Dear Fellow MAA Members:
At our annual meeting this past spring, the Council of the Medieval Academy considered a wide range of issues and challenges for the continued growth of the MAA. Treasurer Gene Lyman laid out the financial condition of the Academy and projected where we would be in the near future. Unlike most learned societies, the MAA has a substantial endowment, supplemented by the generous gifts of members and enlarged by the wise oversight of our Finance Committee. Yet, as Gene laid out, for the past several years the MAA has experienced the same downturn in its portfolio as every not-for-profit. At the same time, we have begun to accumulate a substantial structural deficit in our annual budgets. These trends could not be left to run their courses without some decisive action.

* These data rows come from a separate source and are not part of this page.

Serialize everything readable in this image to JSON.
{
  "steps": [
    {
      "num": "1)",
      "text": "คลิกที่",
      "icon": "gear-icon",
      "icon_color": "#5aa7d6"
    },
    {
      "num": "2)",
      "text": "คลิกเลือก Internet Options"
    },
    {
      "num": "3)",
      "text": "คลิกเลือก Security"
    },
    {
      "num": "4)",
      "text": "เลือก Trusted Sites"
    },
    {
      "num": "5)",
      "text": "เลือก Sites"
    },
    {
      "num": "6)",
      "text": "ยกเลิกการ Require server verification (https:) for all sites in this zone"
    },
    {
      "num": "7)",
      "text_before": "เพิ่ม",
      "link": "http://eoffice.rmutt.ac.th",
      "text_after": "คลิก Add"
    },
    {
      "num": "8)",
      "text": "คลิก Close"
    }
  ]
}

At that meeting and in subsequent consultations with us as new Executive Directors, the Executive Committee endorsed a series of fiscal reforms and spending cuts at the MAA offices. In addition, Executive and Finance Committee members have begun to cut back on their travel and meeting expenses, making up for these from their own pockets. For the first time in years, the new 2012 budget just endorsed by both the Finance Committee and the Executive Committee includes a small surplus instead of a budgeted deficit: a major fiscal turnaround.
These efforts are intended both to tighten expenditures and to move resources from administrative overhead to core MAA programs. These include Speculum and an array of services and benefits to members that will now begin to expand: MAA book programs, publication prizes, fellowships, and digital offerings, such as the IMB, ACLS Humanities E-Book, and MAA Books Online. The Academy continues to offer travel grants, assistance to graduate students, and support for seminars in paleography and codicology. It also supports numerous committees, including CARA’s efforts to expand the visibility of medieval studies at institutions across North America.
We have already begun to revise our website, revived this Medieval Academy News as a born-digital monthly, launched an interactive online calendar of events, and reinvigorated our MAA Blog, bringing news of and for MAA members in an elegant, up-to-date format. Our annual meeting remains a high point of the academic year, bringing together the best scholars and scholarship in serious discourse and relaxed interaction.
Beginning in the new year, the MAA will implement a new Association Management System that will allow individuals to register their own memberships, to post and control their professional information, to join with their colleagues in discussion groups, virtual committees and peer-review activities, and to plan to offer members Speculum’s digital edition.
To support these activities – and to bring the MAA into line with the best practice of other learned societies – we also plan to enhance revenues. In the year ahead you will see the revival of a few MAA book series as we move to online sales channels like Amazon.com and to the conversion of our titles into digital formats – including the Kindle, iPad and other tablets and handhelds – and into online scholarly aggregations. We are also seeking foundation support for special programs and projects.
The learned society remains the most important public focus of our scholarly energies. As many media and special conferences have reported, the crisis of the academic community has brought program and department cuts, diminished resources for research and publication, and threatens to convert the library from a scholarly to an information resource. Unlike the department, press, or library, the learned society retains its independence and its ability to self-govern, to set its own agenda, to enhance its special place in the world of scholarship. At the MAA we elect our own officers and form our own committees, maintain our esteemed publications series, and offer support for a new generation of scholars and colleagues.
As you may already have guessed, this leads us to one of the most important decisions of the Council this past April: to approve an increase in MAA dues. In the days ahead you will be receiving your renewal notices for memberships, and these increases will be reflected in our request for support. Overall your dues will be increasing an average of about 36%. Dues are scaled to reflect your professional status. This increase will supplement – but not substitute for – current cost-cutting at the MAA offices and revenue enhancements. But dues remain an essential foundation both for the MAA’s financial stability and for the programs that derive from that income. Dues increases will also bring the MAA’s into line with those of other societies of our size and interdisciplinary nature. Our increases have been designed to least affect our younger members – scholars in, or seeking, their first positions – and to place most of the responsibility for support on the older generation who have both benefited from, and already generously contributed to, the efforts of the MAA.
So, please, when you receive your dues notice, think first of MAA cost-cutting efforts already underway, of increasing support for vital programs, of your extra membership fees – and of your donations to the endowment and travel funds – as the core part of the larger effort to enhance the MAA’s financial base and to help maintain and expand its member benefits and its leadership role in the decades ahead. We are, and will be, doing our part to match your efforts and support. Thank you.
Eileen Gardiner & Ron Musto